(Beginning of Data for processing)
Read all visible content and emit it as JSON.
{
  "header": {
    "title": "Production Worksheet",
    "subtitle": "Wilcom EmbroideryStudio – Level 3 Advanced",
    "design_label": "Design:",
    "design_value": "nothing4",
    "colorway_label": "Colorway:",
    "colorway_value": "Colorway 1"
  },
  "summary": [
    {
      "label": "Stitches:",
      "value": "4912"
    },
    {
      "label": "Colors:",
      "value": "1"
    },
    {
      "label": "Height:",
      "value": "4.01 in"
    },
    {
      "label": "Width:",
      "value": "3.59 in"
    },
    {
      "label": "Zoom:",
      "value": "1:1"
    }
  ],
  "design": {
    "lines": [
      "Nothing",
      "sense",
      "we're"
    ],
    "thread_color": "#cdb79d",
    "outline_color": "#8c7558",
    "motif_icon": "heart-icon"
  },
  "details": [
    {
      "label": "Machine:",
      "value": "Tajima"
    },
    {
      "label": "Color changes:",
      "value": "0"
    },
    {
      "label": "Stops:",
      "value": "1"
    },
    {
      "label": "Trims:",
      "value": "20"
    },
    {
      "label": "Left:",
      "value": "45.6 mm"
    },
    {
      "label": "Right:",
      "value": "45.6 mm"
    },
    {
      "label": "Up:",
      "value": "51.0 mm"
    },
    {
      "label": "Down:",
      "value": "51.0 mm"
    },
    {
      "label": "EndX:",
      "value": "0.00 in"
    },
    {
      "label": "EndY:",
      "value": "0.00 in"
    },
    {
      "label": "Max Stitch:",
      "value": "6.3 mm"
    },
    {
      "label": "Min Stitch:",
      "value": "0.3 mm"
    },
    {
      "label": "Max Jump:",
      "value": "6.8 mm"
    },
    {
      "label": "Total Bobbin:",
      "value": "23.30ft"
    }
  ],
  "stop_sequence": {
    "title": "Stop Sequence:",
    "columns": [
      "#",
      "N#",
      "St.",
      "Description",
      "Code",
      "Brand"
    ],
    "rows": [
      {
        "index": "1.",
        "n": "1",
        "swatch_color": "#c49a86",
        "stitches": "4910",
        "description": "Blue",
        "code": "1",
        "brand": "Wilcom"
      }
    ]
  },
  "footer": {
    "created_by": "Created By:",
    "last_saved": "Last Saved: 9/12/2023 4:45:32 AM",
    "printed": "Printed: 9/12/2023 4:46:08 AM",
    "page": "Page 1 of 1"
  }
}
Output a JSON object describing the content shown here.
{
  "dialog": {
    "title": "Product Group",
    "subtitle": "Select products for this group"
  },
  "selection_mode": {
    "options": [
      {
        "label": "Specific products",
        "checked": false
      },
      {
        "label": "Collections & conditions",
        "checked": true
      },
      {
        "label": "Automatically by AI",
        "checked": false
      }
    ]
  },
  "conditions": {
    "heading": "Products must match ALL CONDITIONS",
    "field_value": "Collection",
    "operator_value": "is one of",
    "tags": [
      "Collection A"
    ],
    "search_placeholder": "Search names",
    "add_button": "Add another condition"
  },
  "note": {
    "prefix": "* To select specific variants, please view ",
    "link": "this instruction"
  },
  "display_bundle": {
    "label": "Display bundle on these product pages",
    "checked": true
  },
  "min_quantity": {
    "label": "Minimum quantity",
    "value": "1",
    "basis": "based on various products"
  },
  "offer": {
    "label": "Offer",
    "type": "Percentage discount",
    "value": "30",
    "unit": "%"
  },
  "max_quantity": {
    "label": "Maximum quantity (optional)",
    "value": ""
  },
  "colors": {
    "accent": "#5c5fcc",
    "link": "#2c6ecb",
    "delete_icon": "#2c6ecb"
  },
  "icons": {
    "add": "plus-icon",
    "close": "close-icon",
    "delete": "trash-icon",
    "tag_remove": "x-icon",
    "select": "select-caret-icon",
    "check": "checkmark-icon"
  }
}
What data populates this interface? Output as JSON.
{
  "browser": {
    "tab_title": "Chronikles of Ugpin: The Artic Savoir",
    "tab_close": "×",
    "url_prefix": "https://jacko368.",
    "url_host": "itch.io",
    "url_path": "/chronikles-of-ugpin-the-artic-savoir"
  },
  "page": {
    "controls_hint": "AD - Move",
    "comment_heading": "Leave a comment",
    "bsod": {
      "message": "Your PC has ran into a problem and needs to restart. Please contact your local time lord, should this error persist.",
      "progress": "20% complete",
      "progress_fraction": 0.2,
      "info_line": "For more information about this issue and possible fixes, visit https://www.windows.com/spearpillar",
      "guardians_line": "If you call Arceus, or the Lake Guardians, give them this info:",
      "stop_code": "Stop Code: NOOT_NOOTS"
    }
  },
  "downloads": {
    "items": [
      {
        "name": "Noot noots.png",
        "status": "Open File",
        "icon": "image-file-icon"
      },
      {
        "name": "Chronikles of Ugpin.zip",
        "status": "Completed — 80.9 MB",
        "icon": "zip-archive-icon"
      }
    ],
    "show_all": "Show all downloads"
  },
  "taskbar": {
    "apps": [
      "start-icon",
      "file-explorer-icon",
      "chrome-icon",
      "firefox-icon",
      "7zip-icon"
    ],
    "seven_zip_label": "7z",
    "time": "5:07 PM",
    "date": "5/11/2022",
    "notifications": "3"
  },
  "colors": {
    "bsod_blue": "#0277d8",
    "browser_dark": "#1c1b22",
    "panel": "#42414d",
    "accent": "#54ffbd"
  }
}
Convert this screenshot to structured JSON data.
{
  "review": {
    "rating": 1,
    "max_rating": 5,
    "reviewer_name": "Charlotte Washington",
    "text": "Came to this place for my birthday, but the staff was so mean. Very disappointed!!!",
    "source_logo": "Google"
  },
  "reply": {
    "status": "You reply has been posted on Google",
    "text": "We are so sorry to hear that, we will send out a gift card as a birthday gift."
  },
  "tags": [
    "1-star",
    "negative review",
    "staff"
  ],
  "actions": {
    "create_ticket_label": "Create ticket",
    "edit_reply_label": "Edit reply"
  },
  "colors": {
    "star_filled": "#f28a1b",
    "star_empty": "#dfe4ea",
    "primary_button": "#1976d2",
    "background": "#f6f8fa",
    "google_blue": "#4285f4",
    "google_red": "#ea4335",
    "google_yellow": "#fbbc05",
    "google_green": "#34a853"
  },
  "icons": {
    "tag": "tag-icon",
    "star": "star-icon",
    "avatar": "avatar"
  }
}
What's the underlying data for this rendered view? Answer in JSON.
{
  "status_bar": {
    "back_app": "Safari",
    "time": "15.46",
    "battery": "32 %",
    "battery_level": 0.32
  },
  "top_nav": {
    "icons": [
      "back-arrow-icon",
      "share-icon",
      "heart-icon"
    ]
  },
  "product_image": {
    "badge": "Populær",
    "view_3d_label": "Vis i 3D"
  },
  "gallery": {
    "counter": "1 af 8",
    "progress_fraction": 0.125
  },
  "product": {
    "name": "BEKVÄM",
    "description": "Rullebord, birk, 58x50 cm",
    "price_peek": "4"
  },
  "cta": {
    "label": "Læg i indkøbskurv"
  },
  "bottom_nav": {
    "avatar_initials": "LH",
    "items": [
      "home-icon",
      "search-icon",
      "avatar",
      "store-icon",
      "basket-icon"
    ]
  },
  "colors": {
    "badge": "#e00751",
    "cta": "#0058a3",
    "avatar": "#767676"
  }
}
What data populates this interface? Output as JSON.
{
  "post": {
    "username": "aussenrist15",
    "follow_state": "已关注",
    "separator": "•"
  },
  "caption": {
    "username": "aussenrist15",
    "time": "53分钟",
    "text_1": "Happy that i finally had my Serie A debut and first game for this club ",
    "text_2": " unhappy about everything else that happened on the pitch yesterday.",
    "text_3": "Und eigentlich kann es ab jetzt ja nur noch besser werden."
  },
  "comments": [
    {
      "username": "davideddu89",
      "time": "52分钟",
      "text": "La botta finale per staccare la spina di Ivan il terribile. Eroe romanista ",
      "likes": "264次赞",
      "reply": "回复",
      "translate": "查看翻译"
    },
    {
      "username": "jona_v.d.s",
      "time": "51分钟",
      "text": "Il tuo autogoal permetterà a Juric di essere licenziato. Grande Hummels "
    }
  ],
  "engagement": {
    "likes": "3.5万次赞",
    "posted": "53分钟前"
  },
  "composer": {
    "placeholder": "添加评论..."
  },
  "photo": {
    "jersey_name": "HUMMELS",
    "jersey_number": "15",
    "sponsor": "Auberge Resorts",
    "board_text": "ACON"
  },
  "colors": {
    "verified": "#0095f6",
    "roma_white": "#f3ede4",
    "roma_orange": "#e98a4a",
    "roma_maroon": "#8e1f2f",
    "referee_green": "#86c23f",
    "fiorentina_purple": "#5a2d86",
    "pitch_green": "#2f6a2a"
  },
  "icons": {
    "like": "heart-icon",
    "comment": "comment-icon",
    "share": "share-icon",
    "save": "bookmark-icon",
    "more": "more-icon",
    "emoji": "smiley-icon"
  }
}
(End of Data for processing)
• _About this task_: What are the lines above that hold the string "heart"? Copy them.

• _Exercise response_:
    "motif_icon": "heart-icon"
      "heart-icon"
    "like": "heart-icon",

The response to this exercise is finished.